Understanding the Basics of Low Light Photography


There are times when you have to use a flash when shooting a wedding or portrait session. For example, if you are shooting outside and the sun has gone down completely, or if you are shooting inside with dim overhead lighting, a flash is a necessity. But whenever I can avoid it, I prefer taking advantage of natural light, even if it is waning in the half hour after sunset.

To get the most out of your camera, follow these guidelines:

Gear Does Matter

You simply can’t get a perfect shot in near-dark settings with a kit lens and cheap body. High quality gear is a must-have. You’ll need a camera body that will allow you to use a high ISO setting without significantly damaging the quality of the image, and you’re going to need a lens with a wide aperture to let in as much light as possible. I combine the Canon 5D MK III camera body with either the Canon 50 mm f/1.2 lens or the Canon 35 mm f/1.4 lens.


Keep Still

The tripod is a very helpful tool that helps you stay steady and shake free. The beauty of the tripod is that you can set your ISO and aperture wherever you want them to give you the highest image quality possible and a longer depth of field. You’ll be able to set your shutter speed as slow as you wish, allowing light in without camera shake. Be conscious, however, that any moving subject in your frame will be blurred.

If you don’t have a tripod, or if you are rushed and don’t have enough time to set one up, you can stand with both feet firmly planted on the ground with elbows tucked into your sides (or better yet, crouch into a tight ball) and hold your breath while shooting. Set your ISO high and take several shots in a row on continuous mode to catch one that will be sharp. I usually only use this technique at dawn or dusk and with a shutter speed no slower than 1/15 of a second.


Mind Your ISO

A higher ISO means your camera is able to capture more light. Go ahead and crank it up, but not so much that the image will be pixilated and noisy. However, you don’t want to go too high if you are concerned about quality. I generally try not to shoot beyond ISO 2000, and only do so when absolutely necessary, but cameras are advancing each year to allow better quality images at higher ISO settings.

Shutter Speed is Everything

Shutter speed stops motion. It also determines the amount of light you can capture in your frame. Doing both is not always possible without a flash. But when you’re working with enough natural light and don’t need a flash, you generally don’t want to use a slower shutter speed than the millimeter of your lens. For example, if you are using a 100 mm lens, you need to use a minimal shutter speed of 100. If you want to stop motion with any lens, you need your shutter speed to be at least 250. When using a shutter speed slower than the mm of my lens, I resort to the tripod or “holding my breath” technique mentioned earlier.

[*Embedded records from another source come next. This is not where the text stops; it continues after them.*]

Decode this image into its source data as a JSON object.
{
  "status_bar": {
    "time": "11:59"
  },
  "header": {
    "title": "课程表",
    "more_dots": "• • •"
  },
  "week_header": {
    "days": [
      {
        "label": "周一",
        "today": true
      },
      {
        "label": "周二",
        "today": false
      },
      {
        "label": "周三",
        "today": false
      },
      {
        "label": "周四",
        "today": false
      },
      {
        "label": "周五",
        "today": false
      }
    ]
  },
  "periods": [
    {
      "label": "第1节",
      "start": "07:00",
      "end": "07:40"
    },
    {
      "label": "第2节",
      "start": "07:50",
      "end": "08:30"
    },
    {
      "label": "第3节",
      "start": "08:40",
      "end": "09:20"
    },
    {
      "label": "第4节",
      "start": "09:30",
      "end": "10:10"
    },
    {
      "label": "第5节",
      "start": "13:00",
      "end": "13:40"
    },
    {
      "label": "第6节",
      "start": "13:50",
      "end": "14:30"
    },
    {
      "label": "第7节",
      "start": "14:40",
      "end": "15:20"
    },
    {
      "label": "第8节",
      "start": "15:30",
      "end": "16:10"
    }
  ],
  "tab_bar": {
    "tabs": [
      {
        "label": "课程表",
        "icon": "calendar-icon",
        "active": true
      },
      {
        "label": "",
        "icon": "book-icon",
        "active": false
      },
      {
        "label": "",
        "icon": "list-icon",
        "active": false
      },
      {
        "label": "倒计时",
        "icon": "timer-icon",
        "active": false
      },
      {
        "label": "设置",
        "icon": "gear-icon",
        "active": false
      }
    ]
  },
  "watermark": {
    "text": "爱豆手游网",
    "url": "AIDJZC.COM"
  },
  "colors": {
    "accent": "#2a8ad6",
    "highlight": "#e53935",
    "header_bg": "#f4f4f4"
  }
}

Use Remote Flashes and/or Reflectors to Create Fill Light from an Angle

You will not always achieve the look you’re going for without a flash. Working with off-camera lights takes practice, but once you get the hang of it, you’ll love knowing how to handle any lighting situation. The simplest solution is to put your external flash on the shoe mount on top of your camera.

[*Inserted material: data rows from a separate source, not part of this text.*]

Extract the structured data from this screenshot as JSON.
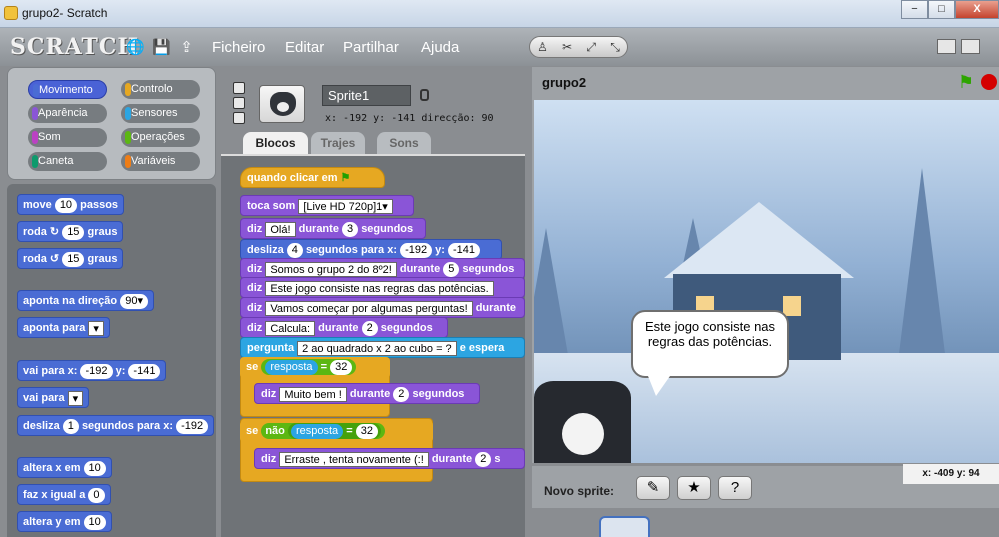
{
  "window": {
    "title": "grupo2- Scratch",
    "min": "−",
    "max": "□",
    "close": "X"
  },
  "app": {
    "logo": "SCRATCH",
    "globe_icon": "globe-icon",
    "save_icon": "save-icon",
    "share_icon": "share-icon"
  },
  "menus": [
    "Ficheiro",
    "Editar",
    "Partilhar",
    "Ajuda"
  ],
  "tools": {
    "stamp": "♙",
    "scissors": "✂",
    "grow": "⤢",
    "shrink": "⤡"
  },
  "categories": [
    {
      "label": "Movimento",
      "color": "#4a6cd4",
      "selected": true
    },
    {
      "label": "Controlo",
      "color": "#e6a822",
      "selected": false
    },
    {
      "label": "Aparência",
      "color": "#8a55d7",
      "selected": false
    },
    {
      "label": "Sensores",
      "color": "#2ca5e2",
      "selected": false
    },
    {
      "label": "Som",
      "color": "#bb42c3",
      "selected": false
    },
    {
      "label": "Operações",
      "color": "#5cb712",
      "selected": false
    },
    {
      "label": "Caneta",
      "color": "#0e9a6c",
      "selected": false
    },
    {
      "label": "Variáveis",
      "color": "#ee7d16",
      "selected": false
    }
  ],
  "palette": {
    "move": {
      "a": "move",
      "n": "10",
      "b": "passos"
    },
    "turn_cw": {
      "a": "roda",
      "icon": "↻",
      "n": "15",
      "b": "graus"
    },
    "turn_ccw": {
      "a": "roda",
      "icon": "↺",
      "n": "15",
      "b": "graus"
    },
    "point_dir": {
      "a": "aponta na direção",
      "n": "90▾"
    },
    "point_to": {
      "a": "aponta para",
      "n": "▾"
    },
    "goto_xy": {
      "a": "vai para x:",
      "x": "-192",
      "b": "y:",
      "y": "-141"
    },
    "goto": {
      "a": "vai para",
      "n": "▾"
    },
    "glide": {
      "a": "desliza",
      "n": "1",
      "b": "segundos para x:",
      "x": "-192"
    },
    "change_x": {
      "a": "altera x em",
      "n": "10"
    },
    "set_x": {
      "a": "faz x igual a",
      "n": "0"
    },
    "change_y": {
      "a": "altera y em",
      "n": "10"
    }
  },
  "sprite": {
    "name": "Sprite1",
    "coords": "x: -192  y: -141  direcção: 90",
    "tabs": [
      "Blocos",
      "Trajes",
      "Sons"
    ]
  },
  "script": {
    "hat": "quando clicar em",
    "sound": {
      "a": "toca som",
      "v": "[Live HD 720p]1▾"
    },
    "say1": {
      "a": "diz",
      "t": "Olá!",
      "b": "durante",
      "n": "3",
      "c": "segundos"
    },
    "glide": {
      "a": "desliza",
      "n": "4",
      "b": "segundos para x:",
      "x": "-192",
      "c": "y:",
      "y": "-141"
    },
    "say2": {
      "a": "diz",
      "t": "Somos o grupo 2  do 8º2!",
      "b": "durante",
      "n": "5",
      "c": "segundos"
    },
    "say3": {
      "a": "diz",
      "t": "Este jogo consiste nas regras das potências."
    },
    "say4": {
      "a": "diz",
      "t": "Vamos começar por algumas perguntas!",
      "b": "durante"
    },
    "say5": {
      "a": "diz",
      "t": "Calcula:",
      "b": "durante",
      "n": "2",
      "c": "segundos"
    },
    "ask": {
      "a": "pergunta",
      "t": "2 ao quadrado x 2 ao cubo = ?",
      "b": "e espera"
    },
    "if1": {
      "a": "se",
      "var": "resposta",
      "eq": "=",
      "n": "32"
    },
    "say6": {
      "a": "diz",
      "t": "Muito bem !",
      "b": "durante",
      "n": "2",
      "c": "segundos"
    },
    "if2": {
      "a": "se",
      "not": "não",
      "var": "resposta",
      "eq": "=",
      "n": "32"
    },
    "say7": {
      "a": "diz",
      "t": "Erraste , tenta novamente (:!",
      "b": "durante",
      "n": "2",
      "c": "s"
    }
  },
  "stage": {
    "title": "grupo2",
    "bubble": "Este jogo consiste nas regras das potências.",
    "mouse_coords": "x: -409   y: 94",
    "new_sprite_label": "Novo sprite:"
  }
}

I rarely point the flash directly on my subject. Instead, I bounce the light off a ceiling or wall for a softer, less harsh look. You may choose to place a diffuser on your flash for a softer look, or bounce the light off a white card that you strap to the flash. Some flashes come with a white card built in.

Once you’ve gotten the hang of using your camera’s external flash, you can purchase multiple flashes and experiment with an off-camera shoe cord or remote system like those offered by PocketWizard.

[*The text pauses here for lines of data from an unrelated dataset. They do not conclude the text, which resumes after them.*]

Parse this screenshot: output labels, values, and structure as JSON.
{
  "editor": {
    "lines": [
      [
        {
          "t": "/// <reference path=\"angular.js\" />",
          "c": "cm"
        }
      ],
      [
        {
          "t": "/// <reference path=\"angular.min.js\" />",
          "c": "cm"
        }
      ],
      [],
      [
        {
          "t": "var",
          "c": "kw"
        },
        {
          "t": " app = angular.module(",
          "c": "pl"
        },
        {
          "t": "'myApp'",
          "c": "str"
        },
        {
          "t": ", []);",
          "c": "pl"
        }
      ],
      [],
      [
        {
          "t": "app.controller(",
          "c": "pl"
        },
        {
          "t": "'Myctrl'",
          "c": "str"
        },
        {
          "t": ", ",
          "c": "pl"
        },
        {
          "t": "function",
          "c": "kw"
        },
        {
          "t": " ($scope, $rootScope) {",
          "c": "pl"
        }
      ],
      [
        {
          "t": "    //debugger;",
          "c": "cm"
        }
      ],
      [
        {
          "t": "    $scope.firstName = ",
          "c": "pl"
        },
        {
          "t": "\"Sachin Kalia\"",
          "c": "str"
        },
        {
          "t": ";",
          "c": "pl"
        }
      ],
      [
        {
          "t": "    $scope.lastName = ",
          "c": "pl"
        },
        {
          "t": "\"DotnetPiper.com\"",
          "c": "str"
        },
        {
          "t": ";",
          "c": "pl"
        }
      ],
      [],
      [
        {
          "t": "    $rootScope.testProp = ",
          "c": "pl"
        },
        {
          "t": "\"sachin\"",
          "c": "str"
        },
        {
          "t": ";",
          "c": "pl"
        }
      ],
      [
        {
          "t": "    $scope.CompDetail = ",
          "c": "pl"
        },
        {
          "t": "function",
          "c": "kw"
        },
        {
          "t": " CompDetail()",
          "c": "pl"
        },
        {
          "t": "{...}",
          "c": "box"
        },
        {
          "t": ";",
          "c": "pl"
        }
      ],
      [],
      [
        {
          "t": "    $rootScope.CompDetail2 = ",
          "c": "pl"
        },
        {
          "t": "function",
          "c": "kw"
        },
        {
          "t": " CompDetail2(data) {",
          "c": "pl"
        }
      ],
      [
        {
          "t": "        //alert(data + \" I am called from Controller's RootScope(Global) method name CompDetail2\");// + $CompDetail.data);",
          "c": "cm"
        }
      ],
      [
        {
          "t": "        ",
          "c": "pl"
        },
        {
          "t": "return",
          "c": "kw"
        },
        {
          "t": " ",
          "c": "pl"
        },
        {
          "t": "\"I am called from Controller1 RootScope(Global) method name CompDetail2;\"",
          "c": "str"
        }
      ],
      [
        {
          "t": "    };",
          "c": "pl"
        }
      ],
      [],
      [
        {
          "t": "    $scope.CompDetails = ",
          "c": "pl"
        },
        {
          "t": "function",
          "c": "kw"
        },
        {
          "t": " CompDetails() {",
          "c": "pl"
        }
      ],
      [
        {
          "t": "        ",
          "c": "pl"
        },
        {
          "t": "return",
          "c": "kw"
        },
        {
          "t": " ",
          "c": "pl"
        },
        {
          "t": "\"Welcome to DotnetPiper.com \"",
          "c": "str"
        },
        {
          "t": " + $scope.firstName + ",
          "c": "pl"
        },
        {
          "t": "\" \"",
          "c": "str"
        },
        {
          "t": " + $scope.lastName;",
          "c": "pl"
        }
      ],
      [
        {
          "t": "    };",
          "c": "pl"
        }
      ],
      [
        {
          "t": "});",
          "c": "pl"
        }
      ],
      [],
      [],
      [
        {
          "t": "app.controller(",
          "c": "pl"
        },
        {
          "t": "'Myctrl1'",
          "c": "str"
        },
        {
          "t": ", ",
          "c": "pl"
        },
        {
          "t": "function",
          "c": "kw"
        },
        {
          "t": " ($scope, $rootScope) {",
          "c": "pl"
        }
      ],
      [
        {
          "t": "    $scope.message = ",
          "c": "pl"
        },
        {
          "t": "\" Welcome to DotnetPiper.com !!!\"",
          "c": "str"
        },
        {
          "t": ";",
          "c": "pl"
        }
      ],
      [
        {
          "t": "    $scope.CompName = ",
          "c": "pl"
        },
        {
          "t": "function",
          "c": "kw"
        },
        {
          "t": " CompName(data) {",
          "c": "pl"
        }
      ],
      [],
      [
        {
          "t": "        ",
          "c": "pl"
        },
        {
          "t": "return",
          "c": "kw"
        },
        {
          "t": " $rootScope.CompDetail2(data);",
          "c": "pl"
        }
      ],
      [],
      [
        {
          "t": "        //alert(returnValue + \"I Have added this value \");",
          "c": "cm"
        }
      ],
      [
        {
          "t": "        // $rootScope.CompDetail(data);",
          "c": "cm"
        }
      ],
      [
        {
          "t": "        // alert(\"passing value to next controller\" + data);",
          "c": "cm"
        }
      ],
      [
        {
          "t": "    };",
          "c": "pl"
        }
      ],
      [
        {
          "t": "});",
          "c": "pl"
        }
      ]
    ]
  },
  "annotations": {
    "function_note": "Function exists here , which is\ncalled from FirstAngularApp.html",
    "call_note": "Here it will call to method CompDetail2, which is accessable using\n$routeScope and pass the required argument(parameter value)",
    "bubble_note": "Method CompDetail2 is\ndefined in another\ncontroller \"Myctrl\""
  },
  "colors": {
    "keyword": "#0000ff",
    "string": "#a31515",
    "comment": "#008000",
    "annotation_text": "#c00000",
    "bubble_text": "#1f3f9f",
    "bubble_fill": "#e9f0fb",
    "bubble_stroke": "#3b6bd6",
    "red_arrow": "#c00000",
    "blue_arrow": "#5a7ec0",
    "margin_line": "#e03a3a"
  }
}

I hope this helps you feel more comfortable working in low light conditions. As with anything else, practice makes perfect!

Hunter McRae’s photography career has taken her around the world, with projects from China to South Africa. Now a full-time wedding photographer in Charleston, S.C., Hunter frequently shares tips and insight in articles and photo posts forĀ BorrowLenses.com.



  1. Jim says

    “I combine the Canon 5D MK III camera body with either the Canon 50 mm f/1.2 lens or the Canon 35 mm f/1.4 lens.”

    Really??? It only takes 4-5 thousand dollars worth of equipment to get a good low light shot? What a disappointing comment from someone writing to a wide audience. Any idiot can take a good low light shot with a camera body and lens combination that costs 4-5 thousand dollars. How about offering a reasonably lower priced option that can still obtain very good images? There are several out there.

    Thanks for an article full of nothing

  2. Tom says

    Jim: aka Mr Nasty
    Everything is relative. The principles are the same no matter what your equipment. For example, if your “thing” is sports/action then high iso won’t matter as much as the image per se. However if you are into more deliberate images, then a prime lens will offer a faster lens for less money than an equivalent zoom. JUDICIAL use of your resources in tool selection, paying attention to the objectives described in the article will move you forward. If, however, you already know everything, why bother reading the article, unless you simply need to rant.

    One aspect of my personal philosophy includes the idea that every situation I encounter offers me the opportunity to learn something. EVERY TIME! An open mind is a receptive mind.